Preterm prelabour rupture of the membranes (PPROM) complicates approximately 2% of pregnancies and can be either spontaneous or iatrogenic in nature. Complications of PPROM include prematurity, chorioamnionitis, neonatal sepsis, limb position defects, respiratory distress syndrome, pulmonary hypoplasia chronic lung disease, periventricular leukomalacia and intraventricular haemorrhage.
A number of different sealing techniques have been employed which aim to restore a physical barrier against infection and encourage the re-accumulation of amniotic fluid. Routine use of sealants is currently not recommended due to a lack of sufficient evidence to support the safety and effectiveness of such interventions.
To assess the effects of sealing techniques following PPROM against each other, or versus standard care (including no sealant), on maternal and neonatal outcomes.
We searched the Cochrane Pregnancy and Childbirth Group’s Trials Register (30 May 2016) and reference lists of retrieved studies.
Randomised and quasi-randomised controlled trials comparing different techniques for sealing preterm prelabour ruptured membranes. Cluster-randomised trials and trials using a cross-over design were not eligible for inclusion in this review. We planned to include abstracts when sufficient information was provided.
Two review authors independently assessed trials for inclusion and assessed trial quality. Two review authors independently extracted data. Data were checked for accuracy.
We included two studies (involving 141 women - with data from 124 women). We considered both studies as being at high risk of bias. Meta-analysis was not possible because the included studies examined different interventions (both in comparison with standard care) and reported on few, but different, outcomes. One study compared cervical adapter (mechanical sealing), and the other study examined an immunological membrane sealant. Neither of the included studies reported on this review's primary outcome of interest - perinatal mortality. Similarly, data were not reported for the majority of this review's secondary infant and maternal outcomes.

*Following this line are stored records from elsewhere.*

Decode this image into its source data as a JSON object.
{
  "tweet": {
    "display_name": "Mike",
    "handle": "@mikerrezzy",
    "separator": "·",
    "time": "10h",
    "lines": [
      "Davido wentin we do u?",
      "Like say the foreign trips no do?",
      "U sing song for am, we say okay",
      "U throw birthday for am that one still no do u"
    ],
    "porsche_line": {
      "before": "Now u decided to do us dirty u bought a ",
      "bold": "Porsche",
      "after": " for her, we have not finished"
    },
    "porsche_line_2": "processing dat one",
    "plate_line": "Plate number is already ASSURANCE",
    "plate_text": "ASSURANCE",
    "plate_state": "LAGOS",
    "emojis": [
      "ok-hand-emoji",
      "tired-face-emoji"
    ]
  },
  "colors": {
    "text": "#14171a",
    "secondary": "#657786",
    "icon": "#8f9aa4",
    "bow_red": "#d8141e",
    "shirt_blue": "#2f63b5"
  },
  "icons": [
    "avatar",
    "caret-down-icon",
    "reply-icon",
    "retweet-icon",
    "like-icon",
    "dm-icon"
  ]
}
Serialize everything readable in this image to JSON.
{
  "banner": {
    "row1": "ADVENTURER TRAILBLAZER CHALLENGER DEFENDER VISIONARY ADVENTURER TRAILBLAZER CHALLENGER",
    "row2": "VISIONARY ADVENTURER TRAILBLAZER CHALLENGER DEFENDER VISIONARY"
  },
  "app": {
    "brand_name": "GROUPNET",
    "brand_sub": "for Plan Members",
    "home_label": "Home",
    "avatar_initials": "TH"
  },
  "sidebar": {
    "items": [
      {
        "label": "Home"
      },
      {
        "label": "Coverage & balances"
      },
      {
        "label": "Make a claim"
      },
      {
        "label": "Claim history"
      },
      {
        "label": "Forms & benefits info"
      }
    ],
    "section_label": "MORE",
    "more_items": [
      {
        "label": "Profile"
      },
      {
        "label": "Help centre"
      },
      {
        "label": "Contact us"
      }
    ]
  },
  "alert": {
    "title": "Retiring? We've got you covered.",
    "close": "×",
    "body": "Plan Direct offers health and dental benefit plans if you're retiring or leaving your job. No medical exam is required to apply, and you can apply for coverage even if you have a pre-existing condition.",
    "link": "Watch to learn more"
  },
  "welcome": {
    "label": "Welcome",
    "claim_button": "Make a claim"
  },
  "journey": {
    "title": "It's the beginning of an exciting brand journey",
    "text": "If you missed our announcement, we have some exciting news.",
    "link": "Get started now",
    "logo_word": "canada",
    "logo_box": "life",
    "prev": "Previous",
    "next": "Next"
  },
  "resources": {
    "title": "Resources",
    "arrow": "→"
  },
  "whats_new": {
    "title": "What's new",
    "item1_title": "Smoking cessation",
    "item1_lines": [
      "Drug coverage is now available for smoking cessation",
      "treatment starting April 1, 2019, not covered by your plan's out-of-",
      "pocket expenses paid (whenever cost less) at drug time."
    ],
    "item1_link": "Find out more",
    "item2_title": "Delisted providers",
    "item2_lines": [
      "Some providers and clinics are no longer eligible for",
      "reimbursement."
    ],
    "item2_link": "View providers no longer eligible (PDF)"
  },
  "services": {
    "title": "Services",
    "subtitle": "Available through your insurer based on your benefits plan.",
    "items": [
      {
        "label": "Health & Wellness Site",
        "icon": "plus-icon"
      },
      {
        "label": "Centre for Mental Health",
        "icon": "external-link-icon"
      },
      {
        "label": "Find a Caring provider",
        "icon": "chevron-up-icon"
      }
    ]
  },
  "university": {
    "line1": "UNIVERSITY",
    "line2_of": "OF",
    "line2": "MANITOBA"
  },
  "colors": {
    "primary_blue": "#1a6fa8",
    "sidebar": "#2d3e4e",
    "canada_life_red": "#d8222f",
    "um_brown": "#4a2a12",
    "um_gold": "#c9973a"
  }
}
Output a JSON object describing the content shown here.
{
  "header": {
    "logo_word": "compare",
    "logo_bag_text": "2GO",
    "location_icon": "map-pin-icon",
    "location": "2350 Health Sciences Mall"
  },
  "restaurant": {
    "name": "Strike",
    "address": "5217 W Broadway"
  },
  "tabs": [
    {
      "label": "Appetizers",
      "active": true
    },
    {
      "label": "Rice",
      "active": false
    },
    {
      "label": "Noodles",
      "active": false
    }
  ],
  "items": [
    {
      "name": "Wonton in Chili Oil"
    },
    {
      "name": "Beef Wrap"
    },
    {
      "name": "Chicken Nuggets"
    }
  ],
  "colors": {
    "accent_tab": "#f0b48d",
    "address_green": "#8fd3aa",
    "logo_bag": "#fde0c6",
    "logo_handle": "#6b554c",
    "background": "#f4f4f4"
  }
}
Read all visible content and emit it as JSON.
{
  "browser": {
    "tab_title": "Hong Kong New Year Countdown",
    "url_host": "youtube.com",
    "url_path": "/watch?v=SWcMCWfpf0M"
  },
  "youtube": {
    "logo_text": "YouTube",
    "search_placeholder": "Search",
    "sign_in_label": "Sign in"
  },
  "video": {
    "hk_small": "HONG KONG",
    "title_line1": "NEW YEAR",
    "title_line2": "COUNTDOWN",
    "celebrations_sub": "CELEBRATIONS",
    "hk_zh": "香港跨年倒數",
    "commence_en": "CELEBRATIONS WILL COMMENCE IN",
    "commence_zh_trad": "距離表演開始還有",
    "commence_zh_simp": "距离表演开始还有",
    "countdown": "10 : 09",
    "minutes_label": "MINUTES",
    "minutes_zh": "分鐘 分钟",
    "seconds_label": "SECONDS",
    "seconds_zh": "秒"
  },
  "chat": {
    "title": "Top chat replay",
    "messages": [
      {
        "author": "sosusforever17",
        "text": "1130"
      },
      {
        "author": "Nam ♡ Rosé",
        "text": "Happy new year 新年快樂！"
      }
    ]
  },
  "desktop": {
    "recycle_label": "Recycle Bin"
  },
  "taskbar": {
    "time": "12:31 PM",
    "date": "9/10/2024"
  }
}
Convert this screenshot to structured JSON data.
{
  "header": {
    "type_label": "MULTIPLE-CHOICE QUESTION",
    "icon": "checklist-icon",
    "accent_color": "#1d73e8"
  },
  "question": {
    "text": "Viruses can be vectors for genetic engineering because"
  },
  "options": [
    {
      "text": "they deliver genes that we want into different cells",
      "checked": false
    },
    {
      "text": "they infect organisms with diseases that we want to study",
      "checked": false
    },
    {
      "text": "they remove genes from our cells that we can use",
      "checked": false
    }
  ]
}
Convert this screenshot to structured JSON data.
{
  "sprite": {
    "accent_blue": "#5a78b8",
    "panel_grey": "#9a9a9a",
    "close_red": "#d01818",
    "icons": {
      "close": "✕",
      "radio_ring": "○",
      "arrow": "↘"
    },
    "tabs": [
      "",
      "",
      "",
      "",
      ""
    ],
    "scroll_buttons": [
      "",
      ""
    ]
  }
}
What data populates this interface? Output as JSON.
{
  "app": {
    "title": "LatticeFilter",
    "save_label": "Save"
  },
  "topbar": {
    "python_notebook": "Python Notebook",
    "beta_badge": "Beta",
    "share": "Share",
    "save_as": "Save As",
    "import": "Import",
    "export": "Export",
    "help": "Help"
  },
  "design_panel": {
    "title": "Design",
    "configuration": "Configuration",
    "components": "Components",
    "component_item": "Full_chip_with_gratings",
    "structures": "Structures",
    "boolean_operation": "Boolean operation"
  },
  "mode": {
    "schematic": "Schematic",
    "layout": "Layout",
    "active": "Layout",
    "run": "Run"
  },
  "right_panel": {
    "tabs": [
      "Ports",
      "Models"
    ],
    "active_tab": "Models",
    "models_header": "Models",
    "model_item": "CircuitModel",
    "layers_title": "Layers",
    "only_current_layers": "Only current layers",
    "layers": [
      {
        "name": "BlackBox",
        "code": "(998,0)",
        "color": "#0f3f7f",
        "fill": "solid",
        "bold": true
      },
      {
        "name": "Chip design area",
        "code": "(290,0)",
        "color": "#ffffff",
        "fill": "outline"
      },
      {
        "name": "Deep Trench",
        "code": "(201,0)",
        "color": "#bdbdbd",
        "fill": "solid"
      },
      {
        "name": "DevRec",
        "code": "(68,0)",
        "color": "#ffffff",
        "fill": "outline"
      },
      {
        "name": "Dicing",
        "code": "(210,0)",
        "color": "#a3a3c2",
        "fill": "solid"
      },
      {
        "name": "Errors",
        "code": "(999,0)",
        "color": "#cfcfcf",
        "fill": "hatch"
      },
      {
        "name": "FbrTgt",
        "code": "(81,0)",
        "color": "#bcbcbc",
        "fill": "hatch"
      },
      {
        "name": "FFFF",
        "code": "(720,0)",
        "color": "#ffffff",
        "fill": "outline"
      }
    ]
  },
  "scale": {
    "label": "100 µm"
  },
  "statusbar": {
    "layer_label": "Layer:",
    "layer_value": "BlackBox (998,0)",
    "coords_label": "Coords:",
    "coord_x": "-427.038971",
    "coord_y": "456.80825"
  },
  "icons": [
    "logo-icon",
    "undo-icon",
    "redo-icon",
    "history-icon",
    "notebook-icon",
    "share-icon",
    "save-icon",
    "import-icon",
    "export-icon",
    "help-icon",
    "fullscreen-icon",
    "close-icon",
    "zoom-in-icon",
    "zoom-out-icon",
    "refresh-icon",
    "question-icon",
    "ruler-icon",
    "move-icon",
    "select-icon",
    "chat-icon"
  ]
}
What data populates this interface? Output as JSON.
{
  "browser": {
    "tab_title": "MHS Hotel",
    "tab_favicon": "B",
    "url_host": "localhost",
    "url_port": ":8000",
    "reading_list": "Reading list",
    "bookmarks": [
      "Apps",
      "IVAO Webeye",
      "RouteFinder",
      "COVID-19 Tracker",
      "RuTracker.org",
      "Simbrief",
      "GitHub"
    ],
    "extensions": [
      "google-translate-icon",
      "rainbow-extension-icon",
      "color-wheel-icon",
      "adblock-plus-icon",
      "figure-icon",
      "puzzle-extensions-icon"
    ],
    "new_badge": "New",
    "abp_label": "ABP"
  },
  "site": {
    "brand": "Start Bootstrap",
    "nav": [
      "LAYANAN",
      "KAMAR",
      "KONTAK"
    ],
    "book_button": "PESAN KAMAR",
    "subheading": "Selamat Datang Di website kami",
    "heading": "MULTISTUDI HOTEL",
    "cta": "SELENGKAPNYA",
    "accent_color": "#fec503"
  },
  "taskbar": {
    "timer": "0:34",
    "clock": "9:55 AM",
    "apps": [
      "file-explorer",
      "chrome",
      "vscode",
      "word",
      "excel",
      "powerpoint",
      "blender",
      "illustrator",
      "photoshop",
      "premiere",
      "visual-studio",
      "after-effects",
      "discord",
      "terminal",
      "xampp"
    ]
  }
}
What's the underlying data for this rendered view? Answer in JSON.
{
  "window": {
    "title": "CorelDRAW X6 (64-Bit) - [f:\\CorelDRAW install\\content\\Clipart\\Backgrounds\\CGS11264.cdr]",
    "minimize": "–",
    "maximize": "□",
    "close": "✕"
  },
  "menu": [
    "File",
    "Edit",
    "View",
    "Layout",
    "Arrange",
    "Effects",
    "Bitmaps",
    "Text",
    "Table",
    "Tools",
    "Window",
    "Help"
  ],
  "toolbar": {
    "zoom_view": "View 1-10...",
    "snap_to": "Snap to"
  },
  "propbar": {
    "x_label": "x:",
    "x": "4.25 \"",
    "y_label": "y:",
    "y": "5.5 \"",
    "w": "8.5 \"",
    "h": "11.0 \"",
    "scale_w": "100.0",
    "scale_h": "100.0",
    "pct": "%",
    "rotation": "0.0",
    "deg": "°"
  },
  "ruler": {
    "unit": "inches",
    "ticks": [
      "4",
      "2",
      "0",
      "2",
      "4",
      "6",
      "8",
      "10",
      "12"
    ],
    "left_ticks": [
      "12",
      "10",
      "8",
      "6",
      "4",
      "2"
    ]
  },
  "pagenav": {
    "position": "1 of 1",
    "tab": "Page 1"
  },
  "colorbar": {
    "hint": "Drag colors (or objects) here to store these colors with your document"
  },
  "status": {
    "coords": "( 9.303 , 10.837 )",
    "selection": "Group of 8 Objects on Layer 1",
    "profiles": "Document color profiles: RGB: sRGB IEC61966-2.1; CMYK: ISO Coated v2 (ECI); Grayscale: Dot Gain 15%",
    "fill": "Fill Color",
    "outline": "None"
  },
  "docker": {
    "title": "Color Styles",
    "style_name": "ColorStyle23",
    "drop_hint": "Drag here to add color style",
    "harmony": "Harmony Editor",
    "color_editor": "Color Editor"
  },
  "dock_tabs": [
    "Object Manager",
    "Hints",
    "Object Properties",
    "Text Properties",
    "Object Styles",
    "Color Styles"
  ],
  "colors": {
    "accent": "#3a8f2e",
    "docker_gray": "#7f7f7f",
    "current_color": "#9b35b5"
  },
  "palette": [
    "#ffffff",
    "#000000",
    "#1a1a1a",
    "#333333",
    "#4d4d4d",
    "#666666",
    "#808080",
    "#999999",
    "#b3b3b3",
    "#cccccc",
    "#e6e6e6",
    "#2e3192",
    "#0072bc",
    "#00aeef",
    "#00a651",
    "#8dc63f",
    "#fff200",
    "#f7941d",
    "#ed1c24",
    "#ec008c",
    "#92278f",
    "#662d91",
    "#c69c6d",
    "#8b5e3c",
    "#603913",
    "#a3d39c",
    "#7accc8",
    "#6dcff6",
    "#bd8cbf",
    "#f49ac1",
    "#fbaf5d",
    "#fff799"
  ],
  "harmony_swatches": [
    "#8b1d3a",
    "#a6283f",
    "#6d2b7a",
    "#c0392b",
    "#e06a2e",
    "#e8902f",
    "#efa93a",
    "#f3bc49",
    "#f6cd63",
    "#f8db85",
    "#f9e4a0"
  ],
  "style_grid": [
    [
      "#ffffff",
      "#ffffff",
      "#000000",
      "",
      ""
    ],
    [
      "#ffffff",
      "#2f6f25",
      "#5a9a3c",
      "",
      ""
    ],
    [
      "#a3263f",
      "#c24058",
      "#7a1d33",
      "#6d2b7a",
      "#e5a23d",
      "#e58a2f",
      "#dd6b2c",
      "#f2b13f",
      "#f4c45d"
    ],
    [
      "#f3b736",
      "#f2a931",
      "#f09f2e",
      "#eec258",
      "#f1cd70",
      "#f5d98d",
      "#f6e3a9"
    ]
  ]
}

Cervical adapter (mechanical sealing) versus standard care (one study, data from 35 participants)
No data were reported for this review's primary outcome - perinatal mortality. Data were reported for few of this review's infant or maternal secondary outcomes.
There was no clear difference between the mechanical sealing group and the standard care control in relation to the incidence of neonatal sepsis (risk ratio (RR) 1.19, 95% confidence interval (CI) 0.28 to 5.09 (very low-quality evidence)) or chorioamnionitis (RR 1.19, 95% CI 0.28 to 5.09 (very low-quality evidence)).
Oral immunological membrane sealant versus standard care (one study, data from 94 participants)
No data were available for perinatal mortality (this review's primary outcome) or for the majority of this review's infant and maternal secondary outcomes. Compared to standard care, the immunological membrane sealant was associated with a reduction in preterm birth less than 37 weeks (RR 0.48, 95% CI 0.34 to 0.68 (very low-quality evidence)) and a reduction in neonatal death (RR 0.38, 95% CI 0.19 to 0.75 (very low-quality evidence)). However, there was no clear difference between groups in terms of neonatal sepsis (RR 0.64, 95% CI 0.28 to 1.46 (very low-quality evidence)) or respiratory distress syndrome (RR 0.64, 95% CI 0.28 to 1.46 (very low-quality evidence)).